The Motley Fool Discussion Boards
Personal Finances / Buying or Selling a Home
|Subject: Re: When can I qualify for a loan?||Date: 4/27/2013 12:49 PM|
|Author: EvanED||Number: 125186 of 128196|
If you take money from an IRA and redeposit it in an IRA within 60 days, that's a rollover.
That's what I meant by "essentially borrow". I brought that up in the context of the "fairly big ticket" repair item, like a furnace. I would have to withdraw the money for the repair, but during that 60-day span I would likely earn enough (especially if I especially tried to be frugal) to be able to redeposit it in full. (My estimate of how much I could afford to do this and still make it back in time to recontribute is either $8K or $13K depending on when it happens.)
Yes, I know the IRS would call that a rollover. Yes, I know it's limited to 60 days. Maybe you disagree with me saying "borrow" before. But to me, it walks and quacks like borrowing -- I take money out, use it, and a little bit later put it back. (Perhaps in a separate account.)
IRAs are retirement accounts, not piggy banks to be raided when you can't live without a Twinkie and have to run down the alley to Paul's Grocery to get a package.
Yes, I definitely get that's the idea. However, what I would say is that in my case the situation is a little bit complicated. It's complicated because as a grad student I haven't really had the opportunity to build both an actual emergency fund and a retirement account. I really wanted to contribute to some retirement account (esp. because I guessed that the time I opened it was a good time to get into the stock market, and it was), but I couldn't have done so for a couple additional years if I built up an explicit emergency fund. I chose the Roth specifically because you can withdraw your contributions without penalty -- that was my backup in case something went horribly awry. (And to be clear, I've never had to tap it.)
Because of that, the Roth to me currently serves a dual role -- it is both a retirement account and emergency fund. It's not really a matter of "don't treat your Roth as an e fund" because that ignores the above reality.
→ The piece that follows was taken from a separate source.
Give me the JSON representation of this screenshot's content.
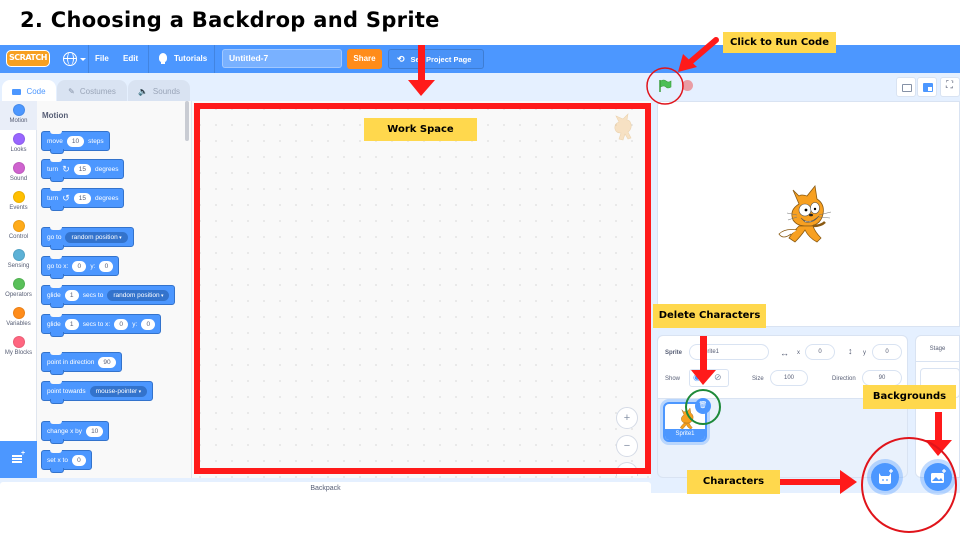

The question really is: At some point in the future this will change, and it will become a "pure" retirement account -- when will this happen? My argument is it's not totally unreasonable to say "a few months after I buy a house".
You seem to be arguing that building an efund and switching the Roth over to "pure retirement account" should come before the house. That's fine, and I'll definitely consider it. But does my explanation make things a bit more clear as to how I'm thinking about the situation, even if you disagree? (Perhaps it was already clear and I didn't write anything you hadn't already picked up.)
However, if you see opportunities in the home to re-purpose a den to a third bedroom by adding a closet, or put up a non bearing wall in a large room to section off a third bedroom, then you will add significant value to your two bedr